**AIM OF THE EXERCISE:** From the first entry to the last, restate everything word for word and exclude pictures.

**SOURCE DATA:**
• • • • • • •
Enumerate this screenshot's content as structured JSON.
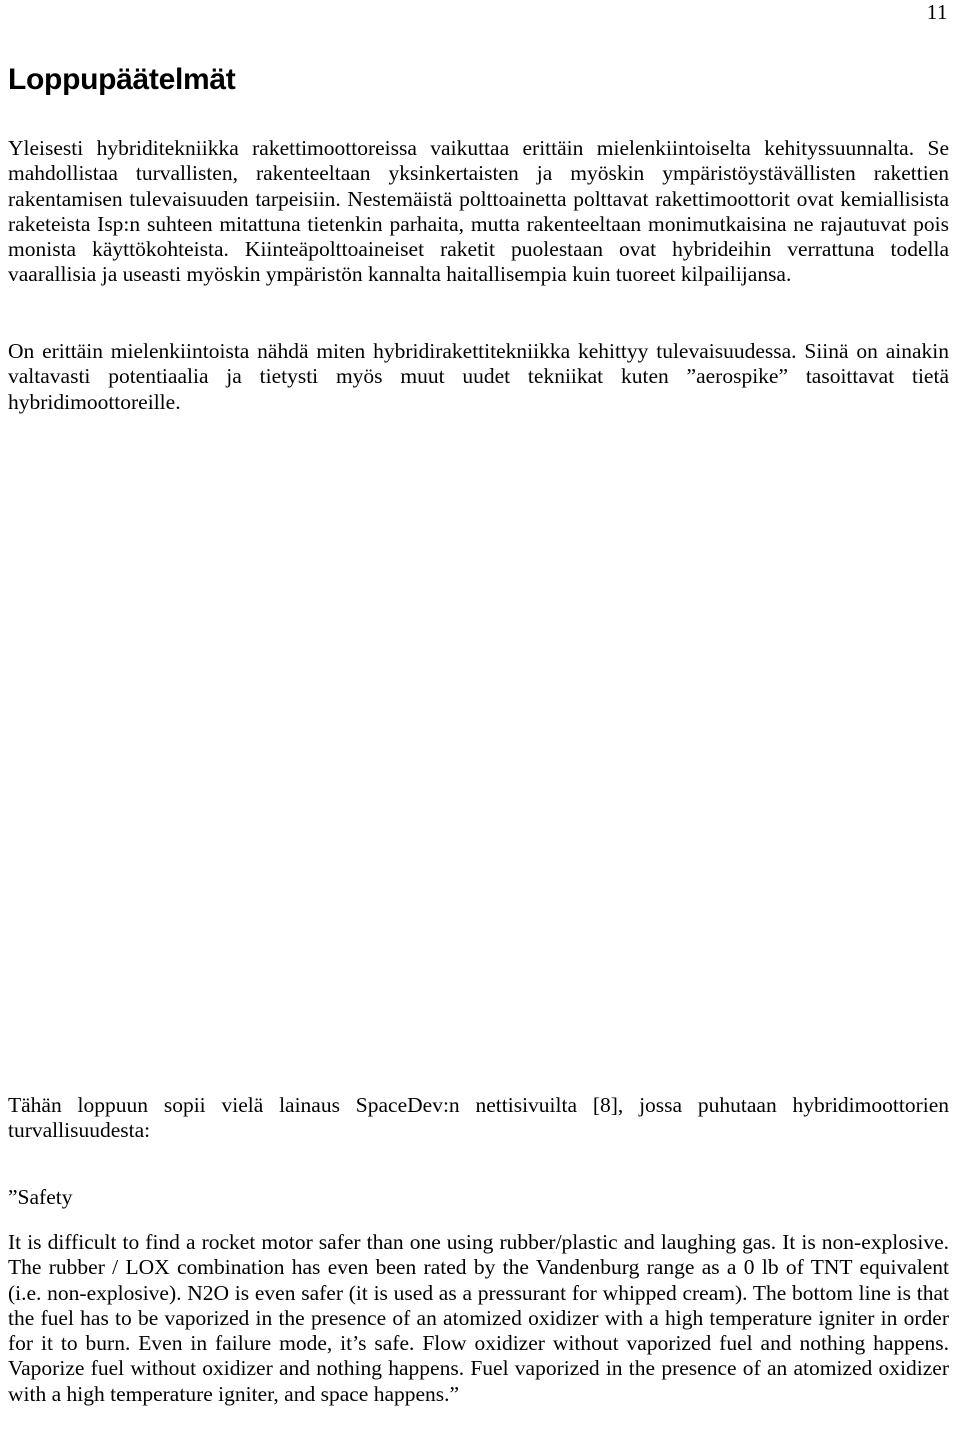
{
  "document": {
    "page_number": "11",
    "heading": "Loppupäätelmät",
    "paragraphs": {
      "p1": "Yleisesti hybriditekniikka rakettimoottoreissa vaikuttaa erittäin mielenkiintoiselta kehityssuunnalta. Se mahdollistaa turvallisten, rakenteeltaan yksinkertaisten ja myöskin ympäristöystävällisten rakettien rakentamisen tulevaisuuden tarpeisiin. Nestemäistä polttoainetta polttavat rakettimoottorit ovat kemiallisista raketeista Isp:n suhteen mitattuna tietenkin parhaita, mutta rakenteeltaan monimutkaisina ne rajautuvat pois monista käyttökohteista. Kiinteäpolttoaineiset raketit puolestaan ovat hybrideihin verrattuna todella vaarallisia ja useasti myöskin ympäristön kannalta haitallisempia kuin tuoreet kilpailijansa.",
      "p2": "On erittäin mielenkiintoista nähdä miten hybridirakettitekniikka kehittyy tulevaisuudessa. Siinä on ainakin valtavasti potentiaalia ja tietysti myös muut uudet tekniikat kuten ”aerospike” tasoittavat tietä hybridimoottoreille.",
      "p3": "Tähän loppuun sopii vielä lainaus SpaceDev:n nettisivuilta [8], jossa puhutaan hybridimoottorien turvallisuudesta:",
      "p4": "”Safety",
      "p5": "It is difficult to find a rocket motor safer than one using rubber/plastic and laughing gas.  It is non-explosive. The rubber / LOX combination has even been rated by the Vandenburg range as a 0 lb of TNT equivalent (i.e. non-explosive). N2O is even safer (it is used as a pressurant for whipped cream). The bottom line is that the fuel has to be vaporized in the presence of an atomized oxidizer with a high temperature igniter in order for it to burn.  Even in failure mode, it’s safe.  Flow oxidizer without vaporized fuel and nothing happens.  Vaporize fuel without oxidizer and nothing happens. Fuel vaporized in the presence of an atomized oxidizer with a high temperature igniter, and space happens.”"
    }
  }
}
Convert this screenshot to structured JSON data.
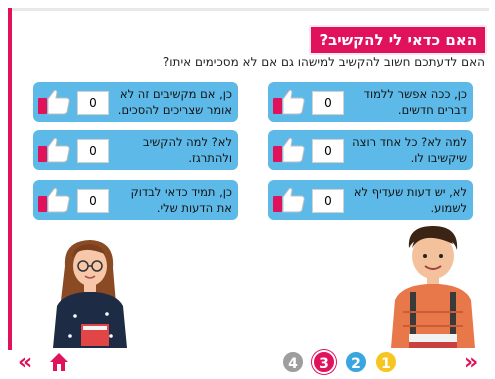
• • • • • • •
**TASK RESPONSE:**
Enumerate this screenshot's content as structured JSON.
{
  "document": {
    "page_number": "11",
    "heading": "Loppupäätelmät",
    "paragraphs": {
      "p1": "Yleisesti hybriditekniikka rakettimoottoreissa vaikuttaa erittäin mielenkiintoiselta kehityssuunnalta. Se mahdollistaa turvallisten, rakenteeltaan yksinkertaisten ja myöskin ympäristöystävällisten rakettien rakentamisen tulevaisuuden tarpeisiin. Nestemäistä polttoainetta polttavat rakettimoottorit ovat kemiallisista raketeista Isp:n suhteen mitattuna tietenkin parhaita, mutta rakenteeltaan monimutkaisina ne rajautuvat pois monista käyttökohteista. Kiinteäpolttoaineiset raketit puolestaan ovat hybrideihin verrattuna todella vaarallisia ja useasti myöskin ympäristön kannalta haitallisempia kuin tuoreet kilpailijansa.",
      "p2": "On erittäin mielenkiintoista nähdä miten hybridirakettitekniikka kehittyy tulevaisuudessa. Siinä on ainakin valtavasti potentiaalia ja tietysti myös muut uudet tekniikat kuten ”aerospike” tasoittavat tietä hybridimoottoreille.",
      "p3": "Tähän loppuun sopii vielä lainaus SpaceDev:n nettisivuilta [8], jossa puhutaan hybridimoottorien turvallisuudesta:",
      "p4": "”Safety",
      "p5": "It is difficult to find a rocket motor safer than one using rubber/plastic and laughing gas.  It is non-explosive. The rubber / LOX combination has even been rated by the Vandenburg range as a 0 lb of TNT equivalent (i.e. non-explosive). N2O is even safer (it is used as a pressurant for whipped cream). The bottom line is that the fuel has to be vaporized in the presence of an atomized oxidizer with a high temperature igniter in order for it to burn.  Even in failure mode, it’s safe.  Flow oxidizer without vaporized fuel and nothing happens.  Vaporize fuel without oxidizer and nothing happens. Fuel vaporized in the presence of an atomized oxidizer with a high temperature igniter, and space happens.”"
    }
  }
}
Convert this screenshot to structured JSON data.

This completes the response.